▸ Task item
Extract each line holding the word "body" from the entries.

▸ Task inputs

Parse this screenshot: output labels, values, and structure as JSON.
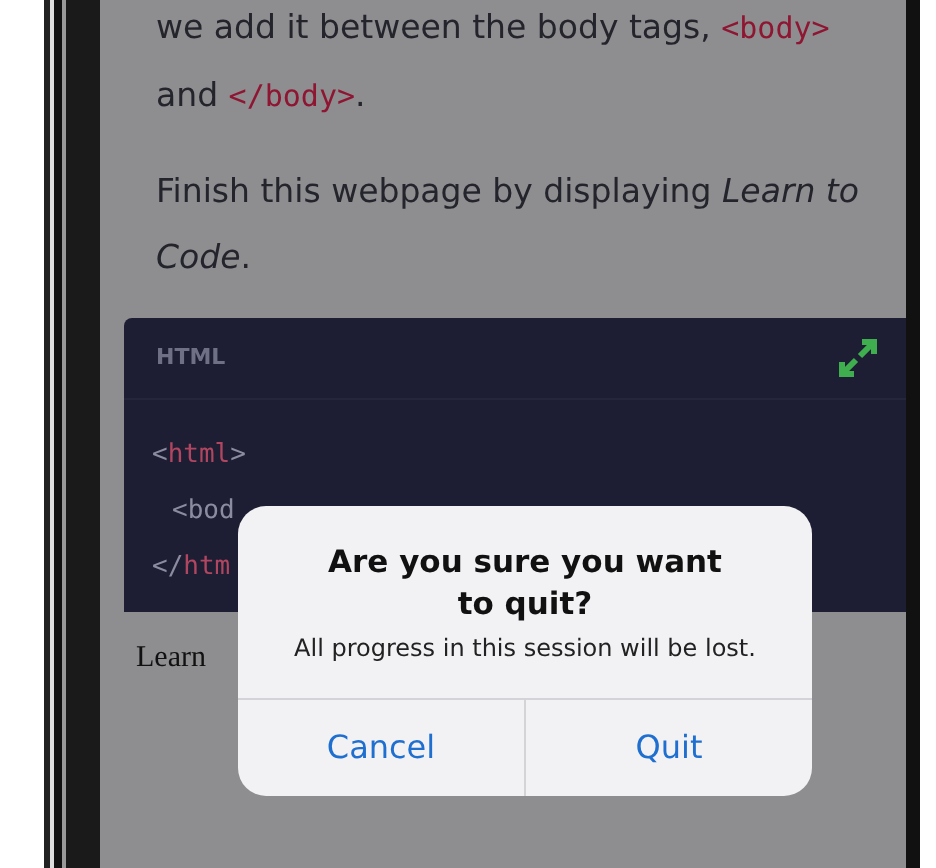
{
  "lesson": {
    "paragraphs": [
      [
        {
          "kind": "text",
          "text": "we add it between the body tags, "
        },
        {
          "kind": "code",
          "text": "<body>"
        },
        {
          "kind": "text",
          "text": " and "
        },
        {
          "kind": "code",
          "text": "</body>"
        },
        {
          "kind": "text",
          "text": "."
        }
      ],
      [
        {
          "kind": "text",
          "text": "Finish this webpage by displaying *Learn to Code*."
        }
      ]
    ]
  },
  "code_editor": {
    "language": "HTML",
    "lines": [
      [
        {
          "kind": "punct",
          "text": "<"
        },
        {
          "kind": "tag",
          "text": "html"
        },
        {
          "kind": "punct",
          "text": ">"
        }
      ],
      [
        {
          "kind": "punct",
          "text": "<bod"
        }
      ],
      [
        {
          "kind": "punct",
          "text": "</"
        },
        {
          "kind": "tag",
          "text": "htm"
        }
      ]
    ]
  },
  "output": {
    "text": "Learn"
  },
  "dialog": {
    "title": "Are you sure you want to quit?",
    "message": "All progress in this session will be lost.",
    "buttons": [
      {
        "label": "Cancel"
      },
      {
        "label": "Quit"
      }
    ]
  }
}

▸ Task result
          "text": "we add it between the body tags, "
          "text": "<body>"
          "text": "</body>"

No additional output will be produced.